Pub Date: March 2018
Publisher: Minotaur Books (St. Martin's)
Length: 309 pages
POV: Alternating 3rd/Past and 1st/Present
FTC: Review copy courtesy of the publisher
Another new-to-me author this week. I've never read David Rosenfelt before. Never even heard of him, but the concept of an amnesia stricken protagonist was too good to pass up. Even more shocking for those who know me, it's mostly written in 1st person, present tense, and I didn't toss it out a window.
That's not to say the tense combo didn't irritate me. It REALLY did.

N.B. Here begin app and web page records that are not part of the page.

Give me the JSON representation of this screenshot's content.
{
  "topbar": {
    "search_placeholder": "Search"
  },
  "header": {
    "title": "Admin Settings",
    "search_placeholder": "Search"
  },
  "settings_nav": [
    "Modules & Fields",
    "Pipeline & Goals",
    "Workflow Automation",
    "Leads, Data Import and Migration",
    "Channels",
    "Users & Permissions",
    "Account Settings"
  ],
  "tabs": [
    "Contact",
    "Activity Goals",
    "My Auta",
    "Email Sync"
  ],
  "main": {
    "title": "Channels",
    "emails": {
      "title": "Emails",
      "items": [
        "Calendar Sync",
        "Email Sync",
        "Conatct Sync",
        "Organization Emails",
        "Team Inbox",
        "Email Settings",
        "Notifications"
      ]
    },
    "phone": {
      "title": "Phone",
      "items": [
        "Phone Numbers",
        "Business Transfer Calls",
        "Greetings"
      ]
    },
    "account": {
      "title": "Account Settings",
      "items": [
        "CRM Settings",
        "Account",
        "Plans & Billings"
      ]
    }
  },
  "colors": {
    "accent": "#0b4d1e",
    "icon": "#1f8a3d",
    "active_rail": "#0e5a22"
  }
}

It felt like the author was trying for an old school noir feel by having the narrative unfold this way, but it never quite succeeded.
I'm a character reader, so I have a difficult time with stories where the characters aren't fully fleshed out. That was the case with this book. The first/present choice meant that we really don't get any insight into the other characters because we spend so much time inside our protagonist, Doug Brock's, head. We get to see his thought processes, but not what makes the other characters tick. And we definitely don't get to see how they feel.
The amnesia angle was more boring than I expected. Likely because Brock is just...irritated by the gaps in his memory. We rarely get an emotional reaction other than frustration from him. No deep emotion at all over something I would imagine is incredibly traumatic. I found it incredibly weird that the main character was so one-note.
Unlike some of the mysteries I've read recently, I absolutely DID get stumped by this one. The question here is not whodunnit, but what they are doing, and I was kept guessing until the very end. That hasn't happened in a VERY long time, so kudos for that.
My issues with this are largely the tense/POV combo and the fact that I'm a character-centric reader. If you're not as sensitive to present tense, and you aren't as focused on characterization, this one might work for you better than it did for me.
My Grade: C+
After getting shot in the line of duty, New Jersey state police officer Doug Brock has been busy rebuilding his life. He’s reunited with his fiancé and started to get some of his memories back. He hopes he can continue to recover with the help of an amnesia support group and that the damage from his past isn’t permanent.
It isn’t until fellow group member Sean Conner approaches him after a meeting that Doug realizes the trouble is just beginning. Sean has discovered in his attic what can only be called a scrapbook of a murder victim, but he has no recollection of the girl’s identity or why he might have gathered this information. Doug agrees to help and convinces his captain to open what had been a cold case. When he discovers that he had a personal connection to this case, suddenly he’s questioning everything he thought he knew about the case, about Sean, and about his own past.